*** Opening MATERIAL SUPPLIED ***

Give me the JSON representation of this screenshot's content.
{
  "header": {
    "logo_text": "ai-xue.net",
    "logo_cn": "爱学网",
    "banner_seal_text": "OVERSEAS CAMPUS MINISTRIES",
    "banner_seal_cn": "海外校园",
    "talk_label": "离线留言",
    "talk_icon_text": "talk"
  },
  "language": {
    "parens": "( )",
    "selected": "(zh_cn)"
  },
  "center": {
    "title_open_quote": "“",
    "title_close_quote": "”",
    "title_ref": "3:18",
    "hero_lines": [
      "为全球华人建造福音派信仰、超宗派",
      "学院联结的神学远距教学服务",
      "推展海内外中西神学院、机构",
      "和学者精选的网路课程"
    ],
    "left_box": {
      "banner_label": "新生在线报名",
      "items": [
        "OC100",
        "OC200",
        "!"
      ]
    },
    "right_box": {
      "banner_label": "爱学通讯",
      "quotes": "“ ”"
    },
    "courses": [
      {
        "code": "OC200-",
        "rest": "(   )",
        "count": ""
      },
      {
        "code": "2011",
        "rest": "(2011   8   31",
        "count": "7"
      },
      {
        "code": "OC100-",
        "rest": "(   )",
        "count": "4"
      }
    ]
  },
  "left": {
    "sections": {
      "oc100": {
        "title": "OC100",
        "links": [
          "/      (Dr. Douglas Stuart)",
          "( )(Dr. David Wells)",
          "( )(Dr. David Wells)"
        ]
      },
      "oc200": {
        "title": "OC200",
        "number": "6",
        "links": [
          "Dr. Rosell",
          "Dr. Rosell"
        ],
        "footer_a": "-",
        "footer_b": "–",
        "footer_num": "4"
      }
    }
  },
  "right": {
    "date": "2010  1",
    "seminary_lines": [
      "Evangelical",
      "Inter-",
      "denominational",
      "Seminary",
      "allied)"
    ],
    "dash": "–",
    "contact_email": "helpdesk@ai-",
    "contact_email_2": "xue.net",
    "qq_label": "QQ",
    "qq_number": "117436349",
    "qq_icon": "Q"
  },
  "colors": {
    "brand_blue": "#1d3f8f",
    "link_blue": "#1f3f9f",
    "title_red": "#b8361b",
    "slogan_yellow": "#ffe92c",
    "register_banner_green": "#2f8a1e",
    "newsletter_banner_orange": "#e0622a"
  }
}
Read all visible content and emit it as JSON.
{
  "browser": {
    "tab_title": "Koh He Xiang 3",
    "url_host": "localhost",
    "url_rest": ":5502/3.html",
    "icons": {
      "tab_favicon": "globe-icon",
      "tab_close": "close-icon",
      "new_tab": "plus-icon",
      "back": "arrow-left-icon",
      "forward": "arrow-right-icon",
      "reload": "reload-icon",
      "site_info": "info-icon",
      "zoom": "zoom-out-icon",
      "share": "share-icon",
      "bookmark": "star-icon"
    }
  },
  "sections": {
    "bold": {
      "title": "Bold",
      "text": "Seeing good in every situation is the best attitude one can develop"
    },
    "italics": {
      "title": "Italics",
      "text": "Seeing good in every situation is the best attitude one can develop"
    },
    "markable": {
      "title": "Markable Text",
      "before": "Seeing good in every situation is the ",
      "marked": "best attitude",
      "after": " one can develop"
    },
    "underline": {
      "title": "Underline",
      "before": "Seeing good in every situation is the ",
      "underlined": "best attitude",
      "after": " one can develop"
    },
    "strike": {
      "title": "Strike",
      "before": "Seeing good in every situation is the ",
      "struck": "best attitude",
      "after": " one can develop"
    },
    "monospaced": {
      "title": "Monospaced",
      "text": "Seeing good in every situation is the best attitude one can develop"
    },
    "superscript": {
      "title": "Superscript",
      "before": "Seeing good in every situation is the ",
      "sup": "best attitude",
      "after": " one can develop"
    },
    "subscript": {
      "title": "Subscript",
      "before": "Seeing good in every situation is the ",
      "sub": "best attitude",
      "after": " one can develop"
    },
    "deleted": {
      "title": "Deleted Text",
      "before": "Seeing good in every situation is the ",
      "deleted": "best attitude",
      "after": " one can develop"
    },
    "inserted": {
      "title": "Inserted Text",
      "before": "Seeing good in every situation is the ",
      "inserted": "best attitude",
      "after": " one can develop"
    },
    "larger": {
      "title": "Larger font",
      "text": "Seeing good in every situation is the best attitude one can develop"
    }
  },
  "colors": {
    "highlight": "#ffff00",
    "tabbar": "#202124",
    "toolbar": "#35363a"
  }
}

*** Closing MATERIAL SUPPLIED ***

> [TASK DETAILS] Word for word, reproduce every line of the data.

> [ANSWER]
Give me the JSON representation of this screenshot's content.
{
  "header": {
    "logo_text": "ai-xue.net",
    "logo_cn": "爱学网",
    "banner_seal_text": "OVERSEAS CAMPUS MINISTRIES",
    "banner_seal_cn": "海外校园",
    "talk_label": "离线留言",
    "talk_icon_text": "talk"
  },
  "language": {
    "parens": "( )",
    "selected": "(zh_cn)"
  },
  "center": {
    "title_open_quote": "“",
    "title_close_quote": "”",
    "title_ref": "3:18",
    "hero_lines": [
      "为全球华人建造福音派信仰、超宗派",
      "学院联结的神学远距教学服务",
      "推展海内外中西神学院、机构",
      "和学者精选的网路课程"
    ],
    "left_box": {
      "banner_label": "新生在线报名",
      "items": [
        "OC100",
        "OC200",
        "!"
      ]
    },
    "right_box": {
      "banner_label": "爱学通讯",
      "quotes": "“ ”"
    },
    "courses": [
      {
        "code": "OC200-",
        "rest": "(   )",
        "count": ""
      },
      {
        "code": "2011",
        "rest": "(2011   8   31",
        "count": "7"
      },
      {
        "code": "OC100-",
        "rest": "(   )",
        "count": "4"
      }
    ]
  },
  "left": {
    "sections": {
      "oc100": {
        "title": "OC100",
        "links": [
          "/      (Dr. Douglas Stuart)",
          "( )(Dr. David Wells)",
          "( )(Dr. David Wells)"
        ]
      },
      "oc200": {
        "title": "OC200",
        "number": "6",
        "links": [
          "Dr. Rosell",
          "Dr. Rosell"
        ],
        "footer_a": "-",
        "footer_b": "–",
        "footer_num": "4"
      }
    }
  },
  "right": {
    "date": "2010  1",
    "seminary_lines": [
      "Evangelical",
      "Inter-",
      "denominational",
      "Seminary",
      "allied)"
    ],
    "dash": "–",
    "contact_email": "helpdesk@ai-",
    "contact_email_2": "xue.net",
    "qq_label": "QQ",
    "qq_number": "117436349",
    "qq_icon": "Q"
  },
  "colors": {
    "brand_blue": "#1d3f8f",
    "link_blue": "#1f3f9f",
    "title_red": "#b8361b",
    "slogan_yellow": "#ffe92c",
    "register_banner_green": "#2f8a1e",
    "newsletter_banner_orange": "#e0622a"
  }
}
Read all visible content and emit it as JSON.
{
  "browser": {
    "tab_title": "Koh He Xiang 3",
    "url_host": "localhost",
    "url_rest": ":5502/3.html",
    "icons": {
      "tab_favicon": "globe-icon",
      "tab_close": "close-icon",
      "new_tab": "plus-icon",
      "back": "arrow-left-icon",
      "forward": "arrow-right-icon",
      "reload": "reload-icon",
      "site_info": "info-icon",
      "zoom": "zoom-out-icon",
      "share": "share-icon",
      "bookmark": "star-icon"
    }
  },
  "sections": {
    "bold": {
      "title": "Bold",
      "text": "Seeing good in every situation is the best attitude one can develop"
    },
    "italics": {
      "title": "Italics",
      "text": "Seeing good in every situation is the best attitude one can develop"
    },
    "markable": {
      "title": "Markable Text",
      "before": "Seeing good in every situation is the ",
      "marked": "best attitude",
      "after": " one can develop"
    },
    "underline": {
      "title": "Underline",
      "before": "Seeing good in every situation is the ",
      "underlined": "best attitude",
      "after": " one can develop"
    },
    "strike": {
      "title": "Strike",
      "before": "Seeing good in every situation is the ",
      "struck": "best attitude",
      "after": " one can develop"
    },
    "monospaced": {
      "title": "Monospaced",
      "text": "Seeing good in every situation is the best attitude one can develop"
    },
    "superscript": {
      "title": "Superscript",
      "before": "Seeing good in every situation is the ",
      "sup": "best attitude",
      "after": " one can develop"
    },
    "subscript": {
      "title": "Subscript",
      "before": "Seeing good in every situation is the ",
      "sub": "best attitude",
      "after": " one can develop"
    },
    "deleted": {
      "title": "Deleted Text",
      "before": "Seeing good in every situation is the ",
      "deleted": "best attitude",
      "after": " one can develop"
    },
    "inserted": {
      "title": "Inserted Text",
      "before": "Seeing good in every situation is the ",
      "inserted": "best attitude",
      "after": " one can develop"
    },
    "larger": {
      "title": "Larger font",
      "text": "Seeing good in every situation is the best attitude one can develop"
    }
  },
  "colors": {
    "highlight": "#ffff00",
    "tabbar": "#202124",
    "toolbar": "#35363a"
  }
}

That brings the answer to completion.